**DATA PROVIDED:**
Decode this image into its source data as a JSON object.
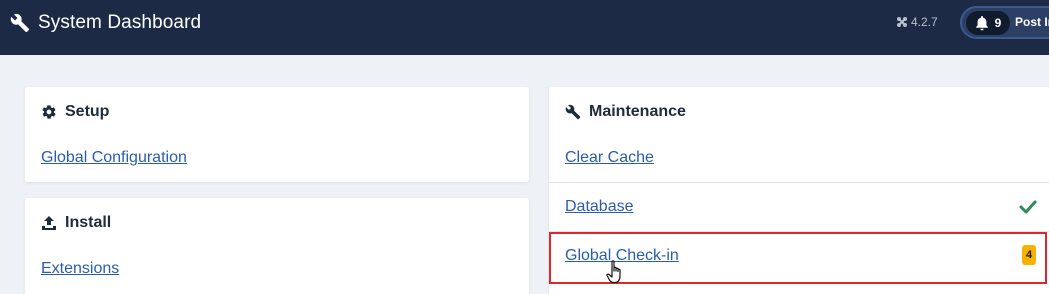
{
  "header": {
    "title": "System Dashboard",
    "version": "4.2.7",
    "notifications_count": "9",
    "post_label": "Post In",
    "icons": {
      "title": "wrench-icon",
      "version": "joomla-icon",
      "notifications": "bell-icon"
    }
  },
  "setup": {
    "title": "Setup",
    "icon": "gear-icon",
    "links": [
      "Global Configuration"
    ]
  },
  "install": {
    "title": "Install",
    "icon": "upload-icon",
    "links": [
      "Extensions"
    ]
  },
  "maintenance": {
    "title": "Maintenance",
    "icon": "wrench-icon",
    "items": [
      {
        "label": "Clear Cache"
      },
      {
        "label": "Database",
        "status": "check-icon"
      },
      {
        "label": "Global Check-in",
        "badge": "4"
      }
    ]
  },
  "colors": {
    "header_bg": "#1c2a46",
    "link": "#2a5db0",
    "success": "#2e8b57",
    "badge": "#f5b300",
    "highlight": "#e0262b"
  }
}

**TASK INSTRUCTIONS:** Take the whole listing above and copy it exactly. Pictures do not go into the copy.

**OUTPUT OF THE EXERCISE:**
Decode this image into its source data as a JSON object.
{
  "header": {
    "title": "System Dashboard",
    "version": "4.2.7",
    "notifications_count": "9",
    "post_label": "Post In",
    "icons": {
      "title": "wrench-icon",
      "version": "joomla-icon",
      "notifications": "bell-icon"
    }
  },
  "setup": {
    "title": "Setup",
    "icon": "gear-icon",
    "links": [
      "Global Configuration"
    ]
  },
  "install": {
    "title": "Install",
    "icon": "upload-icon",
    "links": [
      "Extensions"
    ]
  },
  "maintenance": {
    "title": "Maintenance",
    "icon": "wrench-icon",
    "items": [
      {
        "label": "Clear Cache"
      },
      {
        "label": "Database",
        "status": "check-icon"
      },
      {
        "label": "Global Check-in",
        "badge": "4"
      }
    ]
  },
  "colors": {
    "header_bg": "#1c2a46",
    "link": "#2a5db0",
    "success": "#2e8b57",
    "badge": "#f5b300",
    "highlight": "#e0262b"
  }
}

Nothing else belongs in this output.